There are other ETFs in the alternative equity category I would like to have featured. The iPath (Barclays) S&P 500 VIX Short-Term Futures ETN (NYSEARCA:VQT) is the largest exchange traded product in the alternative category database at ETF.com with an asset size at $835 million. I am uncomfortable with the ETN structure, essentially an unsecured debt of the issuer, in the current environment. The ProShares RAFI Long/Short ETF (NYSEARCA:RALS), based on the fine work of Rob Arnott and his team at Research Affiliates, would have been great to include but with asset size of just $43 million and average trading under 20k shares a day the ETF is not included in all the databases I referenced.
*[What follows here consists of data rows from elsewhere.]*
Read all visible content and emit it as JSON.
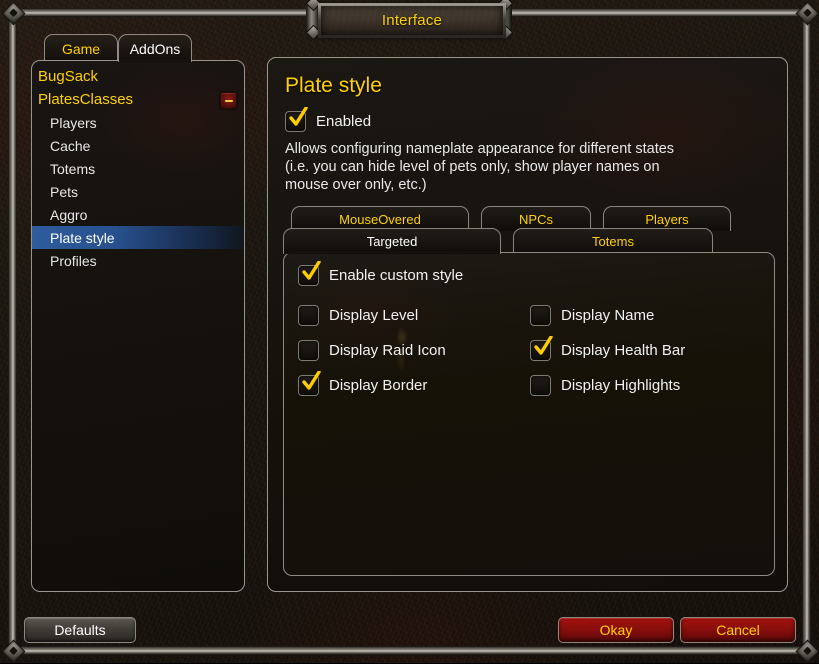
{
  "window": {
    "title": "Interface"
  },
  "outer_tabs": [
    {
      "label": "Game",
      "active": false
    },
    {
      "label": "AddOns",
      "active": true
    }
  ],
  "sidebar": {
    "items": [
      {
        "label": "BugSack",
        "type": "addon",
        "selected": false,
        "collapse": false
      },
      {
        "label": "PlatesClasses",
        "type": "addon",
        "selected": false,
        "collapse": true
      },
      {
        "label": "Players",
        "type": "child",
        "selected": false,
        "collapse": false
      },
      {
        "label": "Cache",
        "type": "child",
        "selected": false,
        "collapse": false
      },
      {
        "label": "Totems",
        "type": "child",
        "selected": false,
        "collapse": false
      },
      {
        "label": "Pets",
        "type": "child",
        "selected": false,
        "collapse": false
      },
      {
        "label": "Aggro",
        "type": "child",
        "selected": false,
        "collapse": false
      },
      {
        "label": "Plate style",
        "type": "child",
        "selected": true,
        "collapse": false
      },
      {
        "label": "Profiles",
        "type": "child",
        "selected": false,
        "collapse": false
      }
    ]
  },
  "main": {
    "title": "Plate style",
    "enabled": {
      "label": "Enabled",
      "checked": true
    },
    "description": "Allows configuring nameplate appearance for different states (i.e. you can hide level of pets only, show player names on mouse over only, etc.)",
    "inner_tabs": [
      {
        "label": "MouseOvered",
        "active": false
      },
      {
        "label": "NPCs",
        "active": false
      },
      {
        "label": "Players",
        "active": false
      },
      {
        "label": "Targeted",
        "active": true
      },
      {
        "label": "Totems",
        "active": false
      }
    ],
    "enable_custom_style": {
      "label": "Enable custom style",
      "checked": true
    },
    "options": [
      {
        "label": "Display Level",
        "checked": false
      },
      {
        "label": "Display Name",
        "checked": false
      },
      {
        "label": "Display Raid Icon",
        "checked": false
      },
      {
        "label": "Display Health Bar",
        "checked": true
      },
      {
        "label": "Display Border",
        "checked": true
      },
      {
        "label": "Display Highlights",
        "checked": false
      }
    ]
  },
  "footer": {
    "defaults_label": "Defaults",
    "okay_label": "Okay",
    "cancel_label": "Cancel"
  },
  "colors": {
    "accent_yellow": "#ffd100",
    "active_white": "#ffffff",
    "selection_blue": "#2f5c9e",
    "button_red": "#a3120f",
    "frame_metal": "#8a857c"
  }
}
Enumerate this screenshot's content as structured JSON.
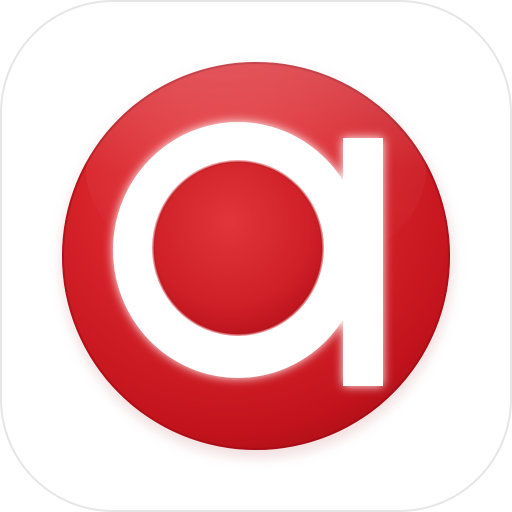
{
  "icon": {
    "name": "letter-a-logo-icon",
    "glyph": "a",
    "colors": {
      "background": "#ffffff",
      "tile_border": "#e6e6e6",
      "disc_light": "#e8383d",
      "disc_mid": "#d41e26",
      "disc_dark": "#b8101a",
      "disc_edge": "#a30d16",
      "glyph_fill": "#ffffff",
      "glow": "#ff9a9a"
    }
  }
}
Of the ETFs reviewed QAI and ALFA appear to be the most promising. Two very different ETFs, neither of which has faced a sustained market decline. QAI is already delivering low volatility performance and appears to be structure well to withstand a sustained market decline. The key for ALFA's downside protection may be it's rules-driven relative price targets. Overall, I didn't find anything super compelling in any of the ETFs reviewed here. My favorite for the category is VQT, but I don't want to own unsecured debt from a British bank.
Data Category Definitions
Spread - ETF.com uses the following definition: The difference between the highest price paid at which a market participant is willing to buy an ETF, and the lower price at which a market participant is willing to sell and ETF, averaged over the past 60 days, as a percent.
Correlation (NYSE:CORR) - The degree to which securities move in relation to each other from represented from +1 to -1. Perfectly positive correlated securities move in the same direction, perfectly negative correlated securities move in the opposite direction.
Sharpe Ratio - ETFReplay.com uses the following definition: Measures the reward per unit of risk. It is calculated as the annualized avg. Excess Return/Std Deviation of Excess Return. Excess Returns are calculated using the cash ETF Specified (SHY default). A negative Sharpe Ratio indicates that the mean return of the strategy was less than the mean cash return.
Volatility - ETFReplay.com uses the following definition: Volatility is the annualized standard deviation of daily returns.
Expense Ratio - ETF.com uses the following definition: The net annual fee a fund holder pays to the issuer.
Additional disclosure: No investment recommendations have been made in this article. Investing involves risk including the loss of capital. Conduct your own research before making any investment decision.